Next you want to add aromatics. It’s traditional to use charred onion, garlic and ginger. Leave the skins on and just give a rough chop. Char in a hot pan with vegetable oil until nice and black.
Next add in some mushrooms and scallion whites. We’re going for umami here, so don’t be shy.
Cover with cold water and bring to a boil.
While boiling, skim off any skum that appears and use a paper towel to keep pot rim clean. After 20 minutes, reduce heat to a low simmer and cover. With the lid on, you want your broth to come to a low rolling boil. Adjust heat accordingly to make that happen.

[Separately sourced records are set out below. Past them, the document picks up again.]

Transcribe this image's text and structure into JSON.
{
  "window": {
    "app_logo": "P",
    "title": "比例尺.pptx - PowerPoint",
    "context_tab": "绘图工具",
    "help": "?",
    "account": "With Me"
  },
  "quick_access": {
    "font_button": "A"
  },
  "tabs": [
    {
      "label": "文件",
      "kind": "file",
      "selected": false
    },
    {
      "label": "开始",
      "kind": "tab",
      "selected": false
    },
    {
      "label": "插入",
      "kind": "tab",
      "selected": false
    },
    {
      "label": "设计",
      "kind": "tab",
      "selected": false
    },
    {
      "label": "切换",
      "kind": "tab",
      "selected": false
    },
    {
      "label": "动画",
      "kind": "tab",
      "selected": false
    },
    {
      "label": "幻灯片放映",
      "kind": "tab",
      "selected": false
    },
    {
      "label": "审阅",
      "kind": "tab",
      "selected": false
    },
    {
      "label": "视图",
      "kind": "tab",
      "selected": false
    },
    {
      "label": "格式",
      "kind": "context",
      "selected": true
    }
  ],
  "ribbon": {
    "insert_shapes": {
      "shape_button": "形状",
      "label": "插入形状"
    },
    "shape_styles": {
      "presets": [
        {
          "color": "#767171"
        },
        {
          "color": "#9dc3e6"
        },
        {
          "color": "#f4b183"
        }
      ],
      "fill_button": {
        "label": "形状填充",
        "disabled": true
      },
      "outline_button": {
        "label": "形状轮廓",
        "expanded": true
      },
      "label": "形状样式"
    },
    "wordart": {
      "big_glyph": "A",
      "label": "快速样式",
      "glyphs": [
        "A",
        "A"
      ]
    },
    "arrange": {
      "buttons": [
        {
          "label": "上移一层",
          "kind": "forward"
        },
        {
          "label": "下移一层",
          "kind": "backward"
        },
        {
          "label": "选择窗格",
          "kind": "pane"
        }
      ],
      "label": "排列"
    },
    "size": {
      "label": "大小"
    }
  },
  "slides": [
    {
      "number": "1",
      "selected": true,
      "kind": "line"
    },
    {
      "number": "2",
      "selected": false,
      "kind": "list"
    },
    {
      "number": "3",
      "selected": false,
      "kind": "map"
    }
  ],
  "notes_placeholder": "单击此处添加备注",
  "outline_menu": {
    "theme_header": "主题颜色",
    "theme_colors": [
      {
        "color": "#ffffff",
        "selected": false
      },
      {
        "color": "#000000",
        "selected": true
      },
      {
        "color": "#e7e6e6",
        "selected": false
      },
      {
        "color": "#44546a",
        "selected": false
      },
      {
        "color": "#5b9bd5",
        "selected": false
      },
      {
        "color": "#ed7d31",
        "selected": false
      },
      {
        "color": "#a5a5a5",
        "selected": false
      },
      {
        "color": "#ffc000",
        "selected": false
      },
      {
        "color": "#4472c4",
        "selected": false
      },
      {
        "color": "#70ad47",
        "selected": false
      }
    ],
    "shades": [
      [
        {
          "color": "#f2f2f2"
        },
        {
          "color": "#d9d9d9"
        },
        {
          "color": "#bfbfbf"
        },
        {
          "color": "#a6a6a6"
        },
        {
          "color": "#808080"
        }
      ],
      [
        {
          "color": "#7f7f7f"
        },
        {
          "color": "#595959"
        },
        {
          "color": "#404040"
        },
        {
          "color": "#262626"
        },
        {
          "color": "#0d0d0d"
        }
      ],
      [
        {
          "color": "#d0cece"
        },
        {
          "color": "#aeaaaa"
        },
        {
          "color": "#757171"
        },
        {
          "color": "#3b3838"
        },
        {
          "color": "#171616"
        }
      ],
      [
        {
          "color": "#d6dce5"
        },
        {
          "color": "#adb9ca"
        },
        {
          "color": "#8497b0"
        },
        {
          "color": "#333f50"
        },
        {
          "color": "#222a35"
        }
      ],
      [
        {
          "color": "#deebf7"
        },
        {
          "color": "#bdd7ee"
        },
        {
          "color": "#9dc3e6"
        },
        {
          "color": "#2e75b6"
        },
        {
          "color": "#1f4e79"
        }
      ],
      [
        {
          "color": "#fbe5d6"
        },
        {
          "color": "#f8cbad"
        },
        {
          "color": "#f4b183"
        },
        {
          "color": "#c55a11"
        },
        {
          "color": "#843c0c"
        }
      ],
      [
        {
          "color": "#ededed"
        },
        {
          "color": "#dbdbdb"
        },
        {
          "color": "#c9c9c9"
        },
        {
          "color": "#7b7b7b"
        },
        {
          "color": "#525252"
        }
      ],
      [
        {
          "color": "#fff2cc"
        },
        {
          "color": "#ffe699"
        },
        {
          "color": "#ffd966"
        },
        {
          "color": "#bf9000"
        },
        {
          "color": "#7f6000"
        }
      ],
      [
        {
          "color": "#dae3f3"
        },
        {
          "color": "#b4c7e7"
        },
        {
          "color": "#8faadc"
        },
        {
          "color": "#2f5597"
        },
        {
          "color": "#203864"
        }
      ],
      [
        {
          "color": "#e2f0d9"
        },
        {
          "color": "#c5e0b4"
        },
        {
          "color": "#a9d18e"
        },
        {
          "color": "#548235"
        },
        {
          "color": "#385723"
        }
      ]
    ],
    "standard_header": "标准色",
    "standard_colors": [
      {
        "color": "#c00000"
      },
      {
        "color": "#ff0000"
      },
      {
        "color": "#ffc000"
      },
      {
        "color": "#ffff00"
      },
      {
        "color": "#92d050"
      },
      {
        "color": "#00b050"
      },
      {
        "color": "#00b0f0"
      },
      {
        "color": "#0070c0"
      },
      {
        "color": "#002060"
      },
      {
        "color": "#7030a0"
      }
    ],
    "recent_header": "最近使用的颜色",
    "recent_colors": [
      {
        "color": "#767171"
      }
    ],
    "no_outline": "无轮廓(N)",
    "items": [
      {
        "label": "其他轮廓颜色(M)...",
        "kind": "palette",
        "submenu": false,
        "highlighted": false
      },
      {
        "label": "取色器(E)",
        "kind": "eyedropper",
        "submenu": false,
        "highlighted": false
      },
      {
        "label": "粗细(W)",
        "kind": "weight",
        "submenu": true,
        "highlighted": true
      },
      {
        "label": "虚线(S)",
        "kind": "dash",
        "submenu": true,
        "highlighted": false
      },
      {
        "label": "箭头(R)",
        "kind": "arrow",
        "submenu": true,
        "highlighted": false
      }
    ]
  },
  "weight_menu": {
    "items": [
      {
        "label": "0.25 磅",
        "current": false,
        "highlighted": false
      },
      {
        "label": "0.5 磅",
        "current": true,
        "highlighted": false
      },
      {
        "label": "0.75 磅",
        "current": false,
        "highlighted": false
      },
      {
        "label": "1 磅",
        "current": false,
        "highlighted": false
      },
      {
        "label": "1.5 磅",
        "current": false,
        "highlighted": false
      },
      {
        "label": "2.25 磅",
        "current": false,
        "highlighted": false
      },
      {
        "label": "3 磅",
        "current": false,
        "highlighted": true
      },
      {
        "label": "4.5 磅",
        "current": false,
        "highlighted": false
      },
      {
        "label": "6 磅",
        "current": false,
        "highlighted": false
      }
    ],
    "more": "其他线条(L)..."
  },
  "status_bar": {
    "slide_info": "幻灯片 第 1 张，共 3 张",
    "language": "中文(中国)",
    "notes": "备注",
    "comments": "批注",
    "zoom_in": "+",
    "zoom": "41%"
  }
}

Add a large piece of fatback to cook for four hours. It won’t dissolve into the broth, but will get very soft. You are supposed to whisk a little into each bowl of broth before serving. But I was grossed out by the texture of the boiled fat and threw it out. Hangs head in shame.
Let broth cook for 12-18 hours, topping off with water when necessary. Strain broth a few times to make sure there’s no trace of bones or vegetables. For the record, the broth should look like this:
Also for the record, mine didn’t come out that way. What I ended up with was a decent soup, but it just wasn’t correct. I’m not sure what went wrong in the process. Luckily, my toppings were all good. To assemble your dish, fill bowl with cooked alkaline noodles and top with broth. Then gently place toppings on top in a pleasing arrangement. Take a photo and eat!
Will I keep trying this until I get it right? Maybe. But it’ll be a year or so before I attempt it again. It took a whole damn weekend to make. I envision making this during a cold weekend while I’m snowed in at my country cabin in the mountains.*
*I do not own a country cabin in the mountains. Yet.